**What you need to do:**
Write out every line below that contains "subtitle".

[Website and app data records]

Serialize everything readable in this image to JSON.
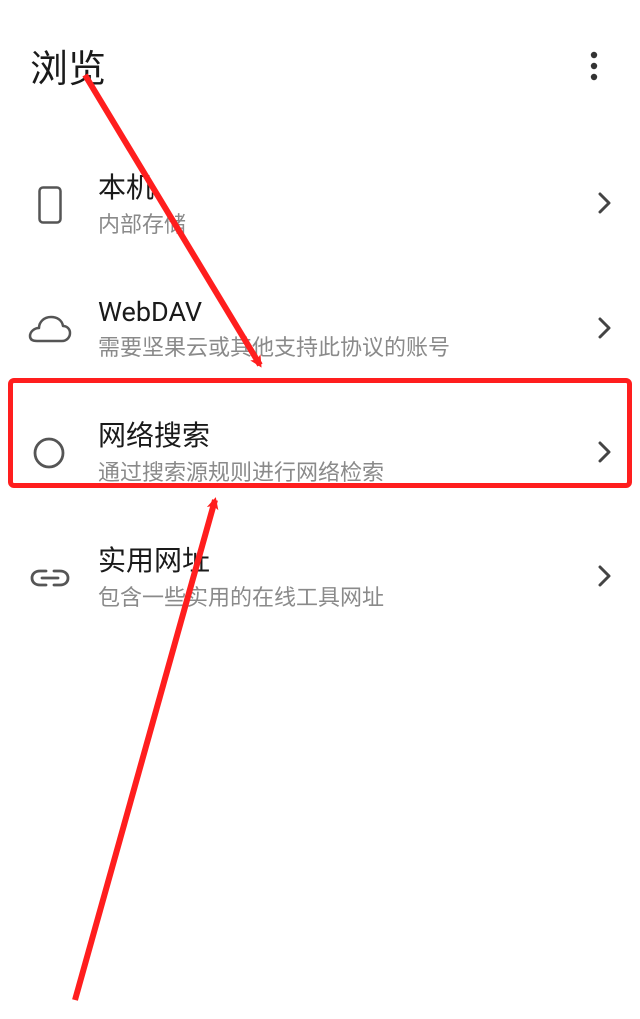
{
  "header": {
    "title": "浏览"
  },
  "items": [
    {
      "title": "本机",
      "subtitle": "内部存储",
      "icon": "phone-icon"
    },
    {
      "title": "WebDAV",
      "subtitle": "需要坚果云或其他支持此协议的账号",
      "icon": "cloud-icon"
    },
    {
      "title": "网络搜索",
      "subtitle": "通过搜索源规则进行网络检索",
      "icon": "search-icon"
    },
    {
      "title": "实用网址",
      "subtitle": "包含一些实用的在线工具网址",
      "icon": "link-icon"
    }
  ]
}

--

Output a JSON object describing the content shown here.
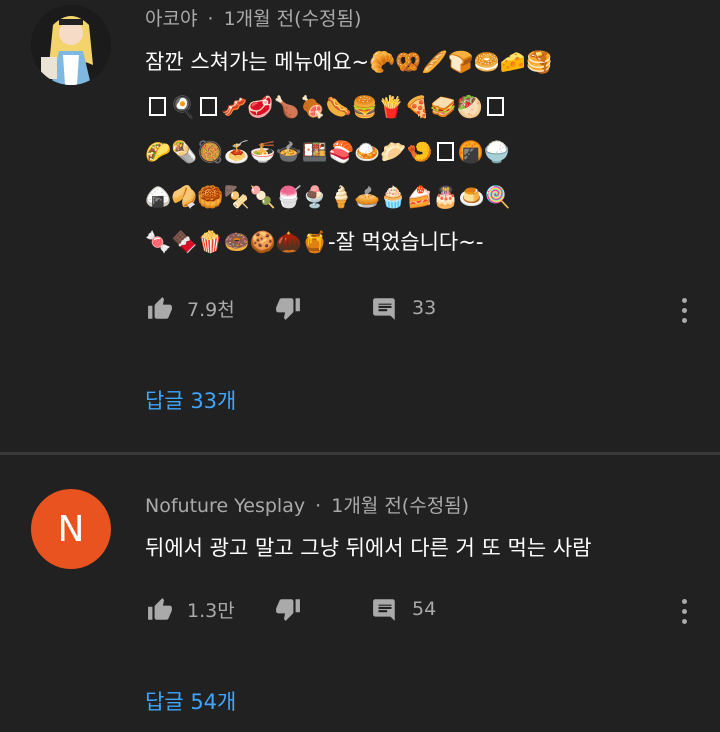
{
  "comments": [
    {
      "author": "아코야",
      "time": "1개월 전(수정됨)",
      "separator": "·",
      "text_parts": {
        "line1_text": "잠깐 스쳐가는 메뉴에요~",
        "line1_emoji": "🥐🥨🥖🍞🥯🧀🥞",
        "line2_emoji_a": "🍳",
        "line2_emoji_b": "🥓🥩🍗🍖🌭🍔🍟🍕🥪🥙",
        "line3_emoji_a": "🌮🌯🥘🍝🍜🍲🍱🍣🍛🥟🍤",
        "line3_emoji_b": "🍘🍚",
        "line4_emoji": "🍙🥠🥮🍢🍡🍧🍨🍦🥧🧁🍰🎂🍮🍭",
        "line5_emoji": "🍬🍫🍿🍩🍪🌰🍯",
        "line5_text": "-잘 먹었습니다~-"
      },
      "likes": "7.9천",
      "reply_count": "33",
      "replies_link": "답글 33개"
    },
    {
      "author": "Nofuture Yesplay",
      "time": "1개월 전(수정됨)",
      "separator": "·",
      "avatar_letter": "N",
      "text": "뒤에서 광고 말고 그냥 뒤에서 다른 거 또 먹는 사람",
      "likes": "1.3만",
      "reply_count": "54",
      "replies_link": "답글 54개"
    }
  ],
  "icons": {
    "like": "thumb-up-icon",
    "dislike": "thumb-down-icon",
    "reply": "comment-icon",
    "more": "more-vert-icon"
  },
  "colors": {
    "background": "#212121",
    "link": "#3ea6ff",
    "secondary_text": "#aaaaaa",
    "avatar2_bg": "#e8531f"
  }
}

**Exercise solution:**
      "subtitle": "内部存储",
      "subtitle": "需要坚果云或其他支持此协议的账号",
      "subtitle": "通过搜索源规则进行网络检索",
      "subtitle": "包含一些实用的在线工具网址",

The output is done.